If you weren’t aware that the Department of Justice (DOJ) has unsafe dietary supplements on its list of enforcement priorities, you should take notice.
On Tuesday March 8th, 2016 as part of National Consumer Protection Week, United States Attorney General Loretta E. Lynch delivered a message in a recorded video emphasizing DOJ’s efforts to protect consumers from unsafe dietary supplements. Given the thousands of consumer products regulated by several branches of the federal government; including the Food and Drug Administration, Federal Trade Commission, Consumer Product Safety Commission, and the National Highway Traffic Safety Administration, it is worthy of notice whenever the Attorney General chooses to focus on any particular category of products.
Attorney General Lynch’s message reinforces the November 2015 announcement that after a year-long effort, DOJ had engaged in over 100 criminal and civil cases against dietary supplement manufacturers and marketers. Since Congress passed the Dietary Supplement Health and Education Act of 1994 ("DSHEA"), FDA has been criticized for its loose regulation of unsafe, and in certain cases allegedly dangerous ingredients found in dietary supplements. Attorney General Lynch acknowledges that, “[w]hat many Americans don’t know is that dietary supplements are not subject to testing by the Food and Drug Administration before they reach store shelves – meaning that every day, millions of Americans are ingesting substances whose safety and efficacy are not guaranteed.” In the video message, she discusses products that purport to provide results they can’t possibly deliver, which is an abuse of consumer trust. She also discusses dietary supplements that contain harmful ingredients. Under the FDCA, the basis for such enforcement action is that the products are adulterated, misbranded, or both.
In one example, Attorney General Lynch highlights recent criminal charges brought against USPlabs executives. In concluding the video, Attorney General Lynch states that, “bad actors” will be held accountable for their actions. This is consistent with the September 2015 “Yates memo” (see our blog post here) in which DOJ announced that they intended to hold individuals liable for misdemeanor and felony situations. While Attorney General Lynch emphasizes the importance of DOJ enforcement action, she also sends the message that consumers must take steps to protect themselves. She directs consumers to consult with a health care provider, check the FDA and FTC websites for dietary supplement information, and use tools developed by the Department of Defense and the U.S. Anti-Doping Agency, including a smartphone app to make informed decisions before taking dietary supplements.
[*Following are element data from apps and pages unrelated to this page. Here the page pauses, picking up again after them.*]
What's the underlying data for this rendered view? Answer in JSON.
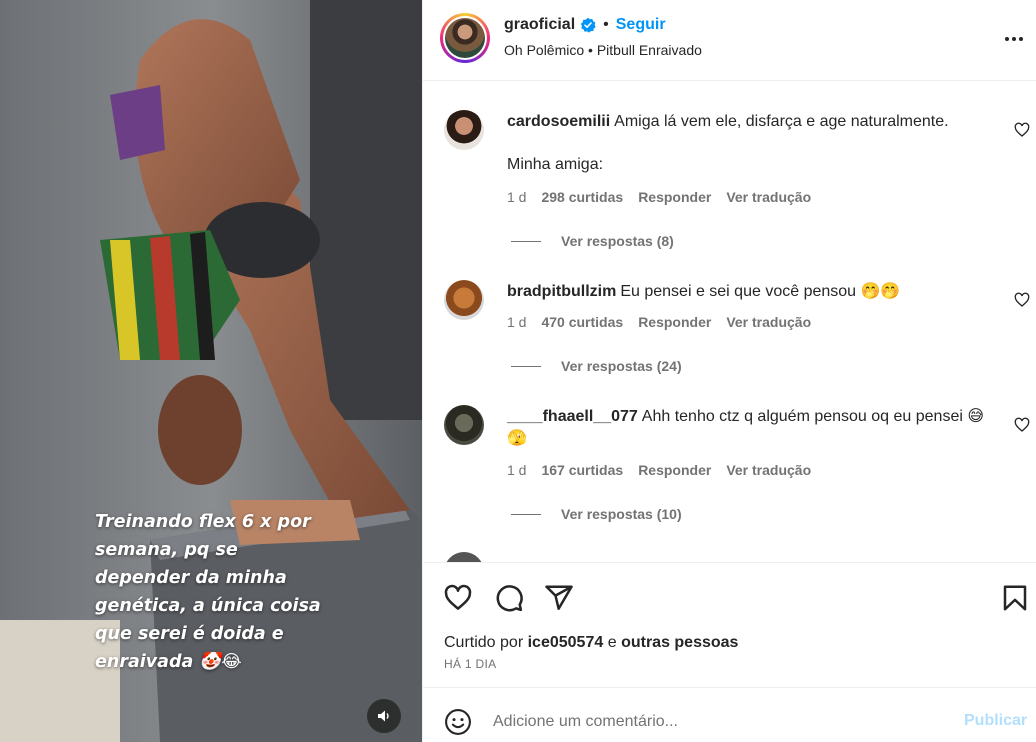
{
  "media": {
    "caption_lines": [
      "Treinando flex 6 x por",
      "semana, pq se",
      "depender da minha",
      "genética, a única coisa",
      "que serei é doida e",
      "enraivada 🤡😂"
    ],
    "sound_icon": "speaker-icon"
  },
  "header": {
    "username": "graoficial",
    "verified_icon": "verified-badge-icon",
    "separator": "•",
    "follow_label": "Seguir",
    "audio_text": "Oh Polêmico • Pitbull Enraivado",
    "more_icon": "more-options-icon"
  },
  "comments": [
    {
      "username": "cardosoemilii",
      "text": "Amiga lá vem ele, disfarça e age naturalmente.",
      "extra": "Minha amiga:",
      "time": "1 d",
      "likes": "298 curtidas",
      "reply": "Responder",
      "translate": "Ver tradução",
      "view_replies": "Ver respostas (8)"
    },
    {
      "username": "bradpitbullzim",
      "text": "Eu pensei e sei que você pensou 🤭🤭",
      "time": "1 d",
      "likes": "470 curtidas",
      "reply": "Responder",
      "translate": "Ver tradução",
      "view_replies": "Ver respostas (24)"
    },
    {
      "username": "____fhaaell__077",
      "text": "Ahh tenho ctz q alguém pensou oq eu pensei 😅🫣",
      "time": "1 d",
      "likes": "167 curtidas",
      "reply": "Responder",
      "translate": "Ver tradução",
      "view_replies": "Ver respostas (10)"
    }
  ],
  "actions": {
    "icons": [
      "heart-icon",
      "comment-icon",
      "share-icon",
      "bookmark-icon"
    ],
    "liked_prefix": "Curtido por",
    "liked_user": "ice050574",
    "liked_conj": "e",
    "liked_others": "outras pessoas",
    "time_ago": "HÁ 1 DIA"
  },
  "add_comment": {
    "placeholder": "Adicione um comentário...",
    "publish_label": "Publicar",
    "emoji_icon": "emoji-icon"
  },
  "colors": {
    "accent": "#0095f6",
    "publish_disabled": "#b2dffc",
    "muted_text": "#737373"
  }
}
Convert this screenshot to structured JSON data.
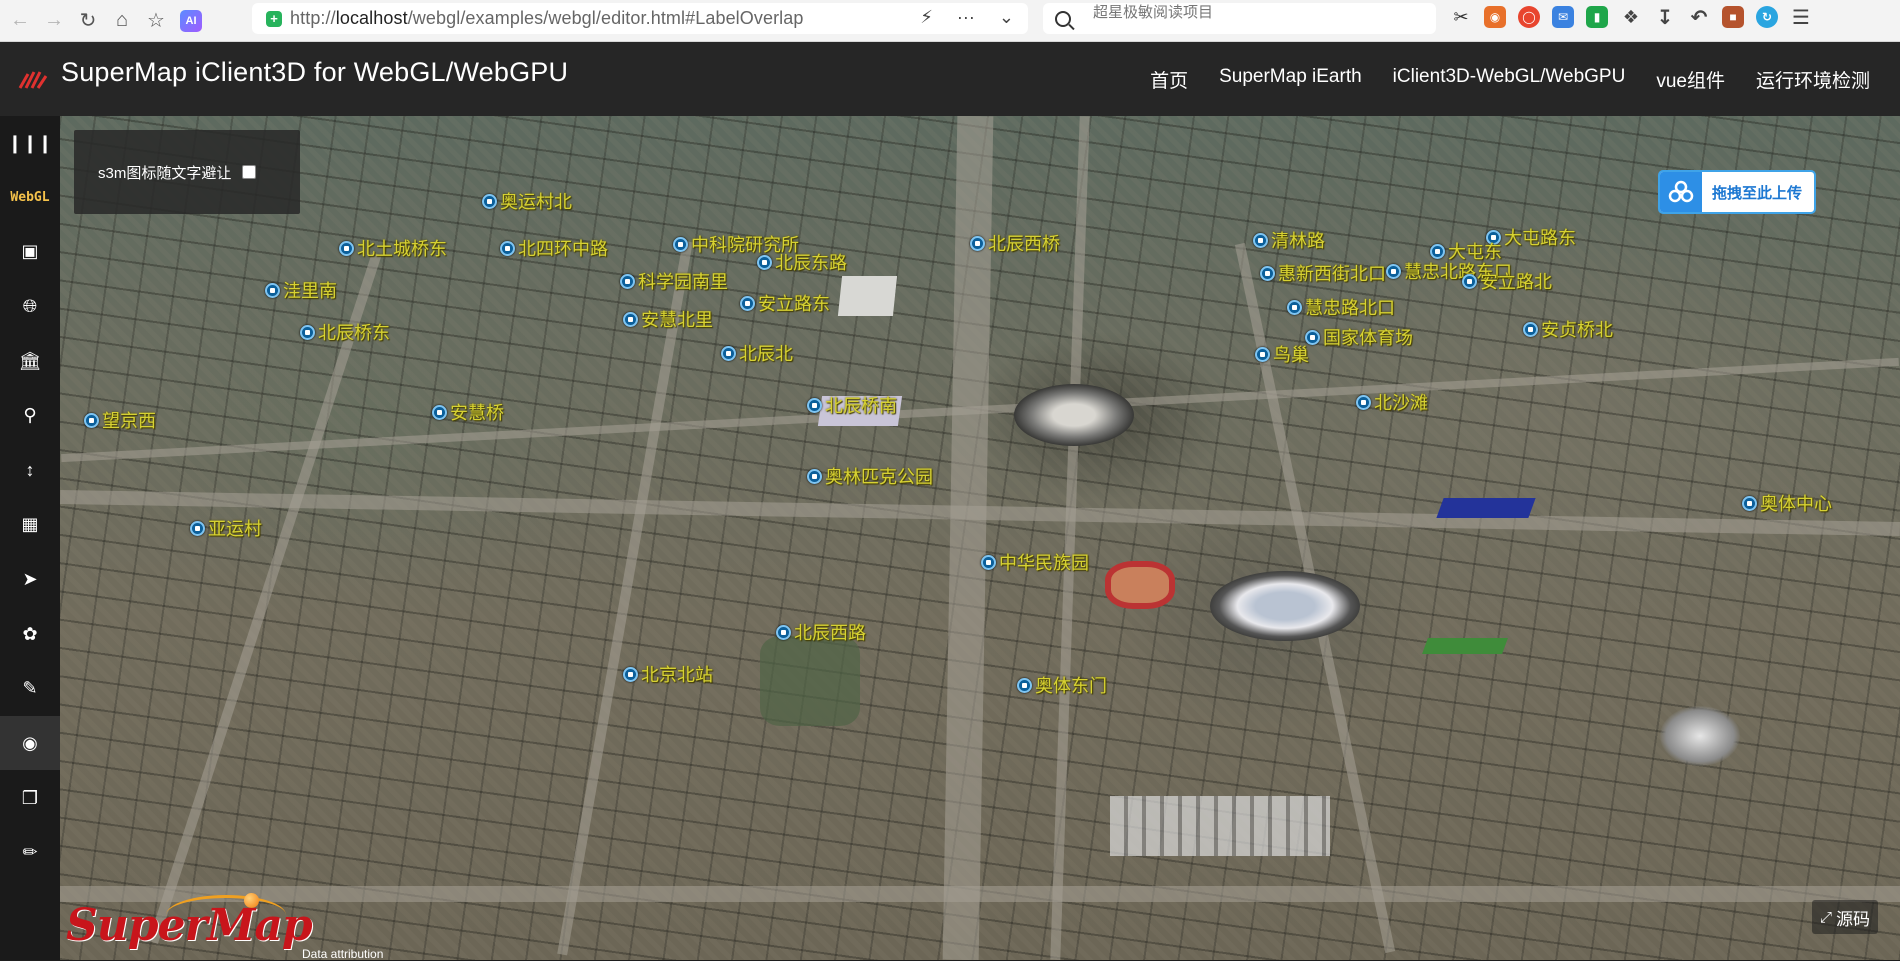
{
  "browser": {
    "url_prefix": "http://",
    "url_host": "localhost",
    "url_path": "/webgl/examples/webgl/editor.html#LabelOverlap",
    "search_placeholder": "超星极敏阅读项目",
    "ai_badge": "AI"
  },
  "header": {
    "title": "SuperMap iClient3D for WebGL/WebGPU",
    "nav": [
      "首页",
      "SuperMap iEarth",
      "iClient3D-WebGL/WebGPU",
      "vue组件",
      "运行环境检测"
    ]
  },
  "sidebar": {
    "menu_icon": "menu-icon",
    "webgl_label": "WebGL",
    "items": [
      "layer-icon",
      "globe-icon",
      "bank-icon",
      "search-icon",
      "height-icon",
      "map-icon",
      "send-icon",
      "cluster-icon",
      "edit-icon",
      "eye-icon",
      "cube-icon",
      "pencil-icon"
    ],
    "active_item": "eye-icon"
  },
  "panel": {
    "checkbox_label": "s3m图标随文字避让",
    "checked": false
  },
  "upload": {
    "label": "拖拽至此上传"
  },
  "source_button": {
    "label": "源码"
  },
  "brand": {
    "logo_text": "SuperMap",
    "attribution": "Data attribution"
  },
  "pois": [
    "奥运村北",
    "北土城桥东",
    "北四环中路",
    "洼里南",
    "清林路",
    "中科院研究所",
    "北辰西桥",
    "北辰东路",
    "科学园南里",
    "安慧北里",
    "安立路东",
    "北辰北",
    "鸟巢",
    "大屯路东",
    "大屯东",
    "惠新西街北口",
    "慧忠北路东口",
    "安立路北",
    "慧忠路北口",
    "国家体育场",
    "安贞桥北",
    "北辰桥东",
    "望京西",
    "安慧桥",
    "北辰桥南",
    "奥林匹克公园",
    "北沙滩",
    "中华民族园",
    "亚运村",
    "奥体东门",
    "北辰西路",
    "北京北站",
    "奥体中心"
  ],
  "colors": {
    "poi_label": "#d7d232",
    "poi_pin": "#0b5f9a",
    "header_bg": "#262626",
    "sidebar_bg": "#1a1a1a",
    "brand_red": "#c8151b",
    "upload_blue": "#2d8fe6"
  }
}
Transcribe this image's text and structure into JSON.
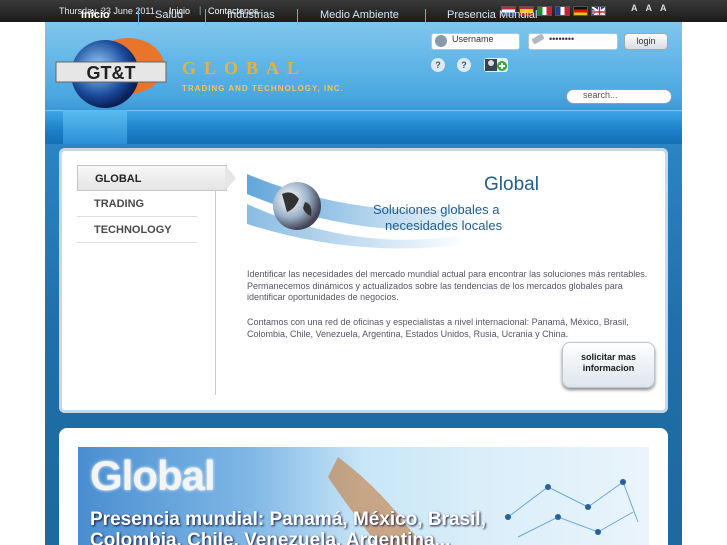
{
  "topbar": {
    "date": "Thursday, 23 June 2011",
    "link_inicio": "Inicio",
    "separator": "|",
    "link_contact": "Contactenos",
    "font_sizes": [
      "A",
      "A",
      "A"
    ]
  },
  "flags": [
    "netherlands",
    "spain",
    "italy",
    "france",
    "germany",
    "united-kingdom"
  ],
  "brand": {
    "logo_text": "GT&T",
    "name": "GLOBAL",
    "subtitle": "TRADING AND TECHNOLOGY, INC."
  },
  "login": {
    "username_value": "Username",
    "password_value": "••••••••",
    "button": "login",
    "help1": "?",
    "help2": "?"
  },
  "search": {
    "placeholder": "search..."
  },
  "nav": {
    "items": [
      "Inicio",
      "Salud",
      "Industrias",
      "Medio Ambiente",
      "Presencia Mundial"
    ],
    "active_index": 0
  },
  "tabs": [
    "GLOBAL",
    "TRADING",
    "TECHNOLOGY"
  ],
  "hero": {
    "title": "Global",
    "line1": "Soluciones globales a",
    "line2": "necesidades locales"
  },
  "body": {
    "p1": "Identificar las necesidades del mercado mundial actual para encontrar las soluciones más rentables. Permanecemos dinámicos y actualizados sobre las tendencias de los mercados globales para identificar oportunidades de negocios.",
    "p2": "Contamos con una red de oficinas y especialistas a nivel internacional: Panamá, México, Brasil, Colombia, Chile, Venezuela, Argentina, Estados Unidos, Rusia, Ucrania y China."
  },
  "cta": {
    "line1": "solicitar mas",
    "line2": "informacion"
  },
  "banner": {
    "word": "Global",
    "line1": "Presencia mundial: Panamá, México, Brasil,",
    "line2": "Colombia, Chile, Venezuela, Argentina..."
  },
  "colors": {
    "topbar": "#1b1b1b",
    "nav": "#1b7fc7",
    "brand_gold": "#e8b23a",
    "text_blue": "#235e8a"
  }
}
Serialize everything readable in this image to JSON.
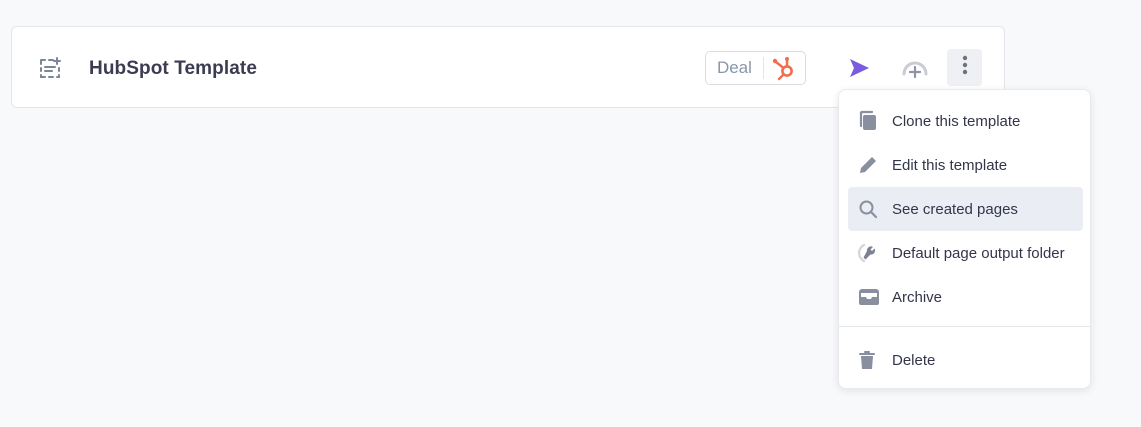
{
  "template": {
    "icon": "template-icon",
    "title": "HubSpot Template",
    "badge_label": "Deal",
    "badge_icon": "hubspot-icon",
    "hubspot_color": "#f26d4f"
  },
  "actions": {
    "run_icon": "play-icon",
    "run_color": "#7b5ce0",
    "output_icon": "gauge-plus-icon",
    "more_icon": "more-vertical-icon"
  },
  "menu": {
    "items": [
      {
        "label": "Clone this template",
        "icon": "copy-icon"
      },
      {
        "label": "Edit this template",
        "icon": "pencil-icon"
      },
      {
        "label": "See created pages",
        "icon": "search-icon",
        "active": true
      },
      {
        "label": "Default page output folder",
        "icon": "wrench-icon"
      },
      {
        "label": "Archive",
        "icon": "archive-icon"
      }
    ],
    "danger_items": [
      {
        "label": "Delete",
        "icon": "trash-icon"
      }
    ]
  }
}
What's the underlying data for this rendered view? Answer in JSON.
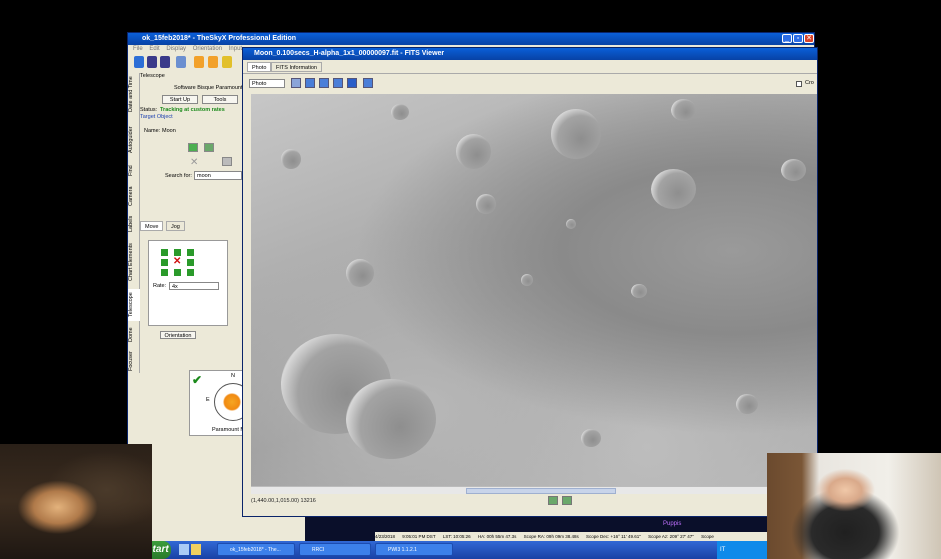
{
  "skyx": {
    "title": "ok_15feb2018* - TheSkyX Professional Edition",
    "menu": [
      "File",
      "Edit",
      "Display",
      "Orientation",
      "Input"
    ],
    "vertical_tabs": [
      "Date and Time",
      "Autoguider",
      "Find",
      "Camera",
      "Labels",
      "Chart Elements",
      "Telescope",
      "Dome",
      "Focuser"
    ],
    "telescope": {
      "header": "Telescope",
      "mount": "Software Bisque Paramount ME",
      "startup_label": "Start Up",
      "tools_label": "Tools",
      "status_label": "Status:",
      "status_value": "Tracking at custom rates",
      "target_label": "Target Object",
      "name_label": "Name:",
      "name_value": "Moon",
      "search_label": "Search for:",
      "search_value": "moon",
      "move_tab": "Move",
      "jog_tab": "Jog",
      "rate_label": "Rate:",
      "rate_value": "4x",
      "orientation_label": "Orientation",
      "compass_n": "N",
      "compass_e": "E",
      "compass_caption": "Paramount ME"
    }
  },
  "fits": {
    "title": "Moon_0.100secs_H-alpha_1x1_00000097.fit - FITS Viewer",
    "tabs": [
      "Photo",
      "FITS Information"
    ],
    "view_select": "Photo",
    "crop_label": "Cro",
    "coords": "(1,440.00,1,015.00) 13216"
  },
  "statusbar": {
    "items": [
      "4/23/2018",
      "9:05:01 PM DST",
      "LST: 10:05:26",
      "HA: 00h 55m 47.3s",
      "Scope RA: 09h 09m 38.48s",
      "Scope Dec: +16° 11' 49.61\"",
      "Scope Az: 209° 27' 47\"",
      "Scope"
    ],
    "sky_label": "Puppis"
  },
  "taskbar": {
    "start": "start",
    "items": [
      "ok_15feb2018* - The...",
      "RRCI",
      "PWI3 1.1.2.1"
    ],
    "tray": "IT"
  },
  "colors": {
    "title_blue": "#0a5fd8",
    "status_green": "#1b8a1b",
    "taskbar_blue": "#3168d5"
  }
}
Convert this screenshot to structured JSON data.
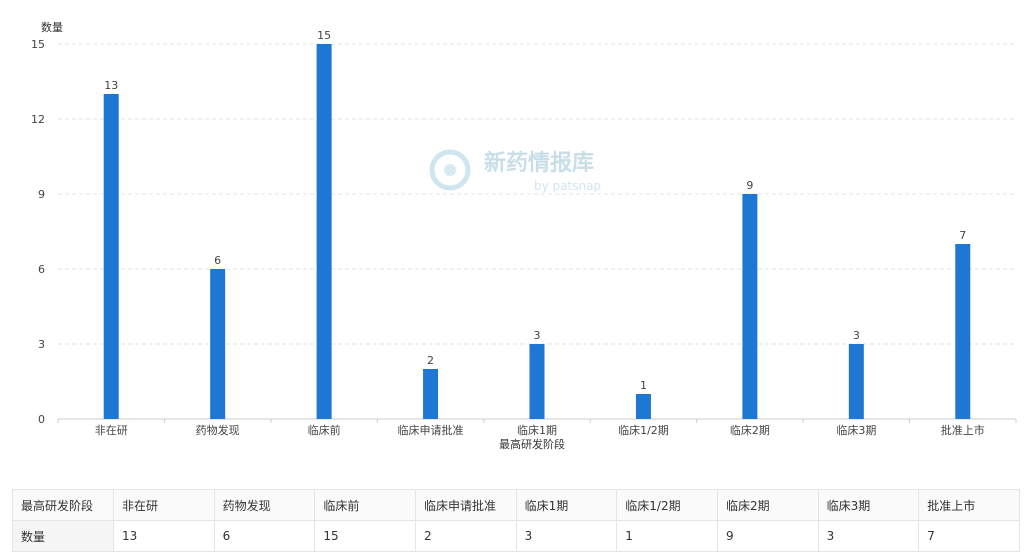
{
  "chart_data": {
    "type": "bar",
    "ylabel": "数量",
    "xlabel": "最高研发阶段",
    "categories": [
      "非在研",
      "药物发现",
      "临床前",
      "临床申请批准",
      "临床1期",
      "临床1/2期",
      "临床2期",
      "临床3期",
      "批准上市"
    ],
    "values": [
      13,
      6,
      15,
      2,
      3,
      1,
      9,
      3,
      7
    ],
    "ylim": [
      0,
      15
    ],
    "yticks": [
      0,
      3,
      6,
      9,
      12,
      15
    ],
    "grid": true,
    "bar_color": "#1f77d4"
  },
  "watermark": {
    "title": "新药情报库",
    "subtitle": "by patsnap"
  },
  "table": {
    "header_label": "最高研发阶段",
    "row_label": "数量"
  }
}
If the Yates memo was a preview, it has become evident that DOJ is taking action on this policy in the realm of the dietary supplement as well as the food industry (see our blog post here). As we note future DOJ enforcement action, we will be certain to keep you posted.
Reminder: Register now for the May 3, 2016 Virginia Tech and HP&M Conference on Effective Documentation. Information on the conference is available here.